David Templeman

David Templeman

Minister for the Environment; Climate Change; Peel

    Public light shines on Red Panda cub

    17/03/2008 12:00 AM

    Environment Minister David Templeman visited Perth Zoo today to help unveil another of the zoo’s breeding successes - a tiny endangered Nepalese Red Panda cub - as part of efforts to save the species from extinction.


    The precious female cub, named Roshani, which means ‘light’ in Nepalese,  made her public debut today as she underwent her 12-week vaccination and a health check.


    Perth Zoo senior veterinarian Simone Vitali gave the panda a clean bill of health.


    “She weighs about 900 grams and appears to be in good health, which is great news,” Dr Vitali said.


    “Red Pandas are susceptible to certain domestic cat diseases and we are vaccinating against these today.”


    Born on December 21, the cub spent the first three months of her life inside a nest box and under the protective care of her mother, Chori.


    This is the sixth cub for Chori but is the first for the zoo’s new breeding male, Harley, who arrived at Perth Zoo from Cincinnati Zoo in the United States in 2006 to continue the zoo’s breeding program.


    The Minister said Perth Zoo was part of an Australasian breeding program for the endangered Red Panda.


    “Perth Zoo has successfully bred 12 Red Pandas since 1997, as part of a breeding program to build a sustainable captive population for this species,” Mr Templeman said.


    “Clearing of the Red Panda’s habitat for land and timber has seen their numbers decrease in the wild.”

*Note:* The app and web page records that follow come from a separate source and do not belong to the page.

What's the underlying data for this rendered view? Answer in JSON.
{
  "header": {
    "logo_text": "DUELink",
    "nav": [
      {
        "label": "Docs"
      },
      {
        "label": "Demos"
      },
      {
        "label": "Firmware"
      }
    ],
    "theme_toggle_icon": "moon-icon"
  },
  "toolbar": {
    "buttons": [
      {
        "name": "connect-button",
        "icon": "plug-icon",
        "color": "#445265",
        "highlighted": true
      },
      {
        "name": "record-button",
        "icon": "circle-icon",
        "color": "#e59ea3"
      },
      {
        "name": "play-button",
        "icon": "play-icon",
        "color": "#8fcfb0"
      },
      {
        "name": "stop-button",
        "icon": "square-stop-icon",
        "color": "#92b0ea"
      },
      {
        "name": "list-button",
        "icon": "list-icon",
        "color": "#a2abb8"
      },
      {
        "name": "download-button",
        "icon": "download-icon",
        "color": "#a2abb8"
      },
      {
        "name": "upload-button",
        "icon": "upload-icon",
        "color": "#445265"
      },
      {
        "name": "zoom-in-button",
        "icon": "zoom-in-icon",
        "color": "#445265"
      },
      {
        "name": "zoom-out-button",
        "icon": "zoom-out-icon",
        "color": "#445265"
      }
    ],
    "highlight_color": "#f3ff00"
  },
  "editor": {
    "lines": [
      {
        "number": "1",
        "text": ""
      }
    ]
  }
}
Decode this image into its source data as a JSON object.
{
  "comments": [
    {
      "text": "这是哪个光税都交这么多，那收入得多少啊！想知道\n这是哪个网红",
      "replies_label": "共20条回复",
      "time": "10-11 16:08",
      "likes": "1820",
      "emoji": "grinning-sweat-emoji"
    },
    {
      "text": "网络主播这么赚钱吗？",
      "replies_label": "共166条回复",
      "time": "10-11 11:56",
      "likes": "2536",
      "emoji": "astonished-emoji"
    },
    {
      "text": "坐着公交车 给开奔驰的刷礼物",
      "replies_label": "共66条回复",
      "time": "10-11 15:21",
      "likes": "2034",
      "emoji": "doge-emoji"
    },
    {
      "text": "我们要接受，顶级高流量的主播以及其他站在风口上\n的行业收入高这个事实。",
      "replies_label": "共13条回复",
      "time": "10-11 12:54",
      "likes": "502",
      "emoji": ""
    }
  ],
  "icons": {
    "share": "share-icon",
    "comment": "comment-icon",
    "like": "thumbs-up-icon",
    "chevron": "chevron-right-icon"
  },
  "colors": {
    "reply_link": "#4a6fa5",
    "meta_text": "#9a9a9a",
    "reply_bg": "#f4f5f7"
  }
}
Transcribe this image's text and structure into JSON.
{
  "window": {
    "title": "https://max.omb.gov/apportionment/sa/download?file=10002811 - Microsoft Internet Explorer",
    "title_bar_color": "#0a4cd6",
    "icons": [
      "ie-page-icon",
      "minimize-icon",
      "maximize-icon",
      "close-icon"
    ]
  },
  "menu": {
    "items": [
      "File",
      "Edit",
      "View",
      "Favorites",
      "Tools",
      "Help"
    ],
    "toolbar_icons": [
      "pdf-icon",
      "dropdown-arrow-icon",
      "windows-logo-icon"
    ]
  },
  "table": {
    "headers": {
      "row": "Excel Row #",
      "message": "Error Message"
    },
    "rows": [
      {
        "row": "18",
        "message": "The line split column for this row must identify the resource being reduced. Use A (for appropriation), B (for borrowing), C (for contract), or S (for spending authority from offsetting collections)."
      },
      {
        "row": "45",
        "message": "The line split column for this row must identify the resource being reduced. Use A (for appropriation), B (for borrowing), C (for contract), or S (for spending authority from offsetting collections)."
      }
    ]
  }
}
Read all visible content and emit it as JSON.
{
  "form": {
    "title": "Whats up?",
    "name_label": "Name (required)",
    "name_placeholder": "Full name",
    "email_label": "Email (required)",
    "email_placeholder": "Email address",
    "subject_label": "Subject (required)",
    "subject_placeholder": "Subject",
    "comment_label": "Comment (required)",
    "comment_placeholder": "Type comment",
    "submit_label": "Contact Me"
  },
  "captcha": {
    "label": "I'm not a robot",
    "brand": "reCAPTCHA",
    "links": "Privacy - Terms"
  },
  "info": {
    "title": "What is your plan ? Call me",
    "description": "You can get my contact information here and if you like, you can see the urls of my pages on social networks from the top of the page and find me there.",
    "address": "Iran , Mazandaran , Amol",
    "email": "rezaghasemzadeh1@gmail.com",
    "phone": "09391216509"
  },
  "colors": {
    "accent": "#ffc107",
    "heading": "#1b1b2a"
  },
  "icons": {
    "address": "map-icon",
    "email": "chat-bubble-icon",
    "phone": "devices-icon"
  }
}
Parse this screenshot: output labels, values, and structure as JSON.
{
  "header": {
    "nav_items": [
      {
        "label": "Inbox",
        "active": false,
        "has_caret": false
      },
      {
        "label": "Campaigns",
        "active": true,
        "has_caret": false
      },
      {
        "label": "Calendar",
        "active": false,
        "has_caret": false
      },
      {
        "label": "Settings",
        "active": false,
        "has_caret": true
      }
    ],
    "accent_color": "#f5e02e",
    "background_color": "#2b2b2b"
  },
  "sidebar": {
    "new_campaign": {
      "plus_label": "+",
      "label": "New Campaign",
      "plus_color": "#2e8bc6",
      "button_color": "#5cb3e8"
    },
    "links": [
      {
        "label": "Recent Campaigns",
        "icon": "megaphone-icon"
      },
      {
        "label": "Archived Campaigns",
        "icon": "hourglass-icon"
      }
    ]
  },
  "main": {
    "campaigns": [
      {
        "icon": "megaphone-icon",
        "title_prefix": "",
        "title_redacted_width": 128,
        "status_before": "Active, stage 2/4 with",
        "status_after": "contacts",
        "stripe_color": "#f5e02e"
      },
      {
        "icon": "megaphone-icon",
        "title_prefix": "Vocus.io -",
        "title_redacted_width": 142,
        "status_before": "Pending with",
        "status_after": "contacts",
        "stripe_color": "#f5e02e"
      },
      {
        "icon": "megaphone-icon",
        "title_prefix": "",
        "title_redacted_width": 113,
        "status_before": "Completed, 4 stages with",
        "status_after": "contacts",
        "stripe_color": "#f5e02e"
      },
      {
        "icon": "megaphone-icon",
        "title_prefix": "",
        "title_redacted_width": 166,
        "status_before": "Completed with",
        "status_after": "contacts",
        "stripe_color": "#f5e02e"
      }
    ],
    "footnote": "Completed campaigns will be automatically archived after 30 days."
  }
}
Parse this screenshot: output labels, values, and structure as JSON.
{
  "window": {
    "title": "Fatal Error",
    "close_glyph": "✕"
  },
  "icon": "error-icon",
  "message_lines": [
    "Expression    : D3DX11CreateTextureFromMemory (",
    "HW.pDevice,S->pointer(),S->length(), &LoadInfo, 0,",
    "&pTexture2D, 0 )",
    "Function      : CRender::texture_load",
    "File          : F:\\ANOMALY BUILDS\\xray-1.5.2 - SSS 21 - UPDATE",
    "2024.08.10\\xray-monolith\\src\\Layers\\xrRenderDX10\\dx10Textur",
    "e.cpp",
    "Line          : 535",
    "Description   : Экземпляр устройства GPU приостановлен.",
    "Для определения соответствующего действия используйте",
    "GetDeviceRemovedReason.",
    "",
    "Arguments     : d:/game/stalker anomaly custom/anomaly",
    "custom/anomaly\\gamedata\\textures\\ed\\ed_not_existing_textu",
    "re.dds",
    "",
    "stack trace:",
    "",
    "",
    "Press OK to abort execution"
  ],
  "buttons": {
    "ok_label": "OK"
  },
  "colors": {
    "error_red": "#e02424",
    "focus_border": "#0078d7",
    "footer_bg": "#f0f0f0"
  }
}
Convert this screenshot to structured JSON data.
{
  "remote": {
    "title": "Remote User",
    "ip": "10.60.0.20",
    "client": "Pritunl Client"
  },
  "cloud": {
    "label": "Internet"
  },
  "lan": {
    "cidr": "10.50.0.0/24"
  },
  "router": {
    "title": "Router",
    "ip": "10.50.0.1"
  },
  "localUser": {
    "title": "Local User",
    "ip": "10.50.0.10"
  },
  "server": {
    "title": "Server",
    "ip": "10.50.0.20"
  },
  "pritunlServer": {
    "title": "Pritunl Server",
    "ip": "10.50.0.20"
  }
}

    Red Pandas prefer the mountainous terrain from Nepal through to north eastern India and Bhutan and into China, Laos and northern Myanmar.  They share part of their range and a bamboo-rich diet with the more recognisable black and white Giant Pandas.


    Deforestation (and the resulting loss of bamboo) for timber, fuel and agriculture is the major cause of the decline in their numbers.


    Background Information:


    ·         The Nepalese Red Panda is classified as endangered, with habitat destruction the major threat to its long-term survival.  The Red Panda’s main predator is the Snow Leopard.


    ·         Nepalese Red Pandas take their name from their deep Mahogany-coloured fur.


    ·         The word Panda is derived from Nepalese ‘nigalya ponya’ meaning ‘bamboo eater’.


    ·         Nepalese Red Pandas are found in the thick steep mountain slopes of China, India, Nepal, Bhutan, Laos and Myanmar.  Their native habitat is in the south eastern Himalayan woodlands and south-western Chinese province of Szechuan.


    ·         Red Pandas are nocturnal so they feed from dusk to dawn then sleep in the crook of a tree or on a tree limb during the day.


    ·         The Red Panda’s main food in the wild is bamboo plus grasses, acorns, roots, berries and lichen. They will also eat insects, eggs, young birds and rodents.  In zoos they eat bamboo and a varied diet of fruit, vegetables and small amounts of meat.


    ·         Like Giant Pandas, Red Pandas have a false thumb, which helps them hold bamboo stems and leaves. They also have partially retractable claws and are very good climbers.


    ·         Red Pandas mature sexually at 18-20 months.


    ·         The gestation period for a Red Panda can range from 110 to 145 days (three to five months).


    ·         Perth Zoo has had significant breeding success with Red Pandas.  The zoo has successfully bred 12 Red Pandas since 1997.  Once old enough, cubs are moved to other zoos in the region to assist in other breeding programs.


    Minister's office -  9220 5050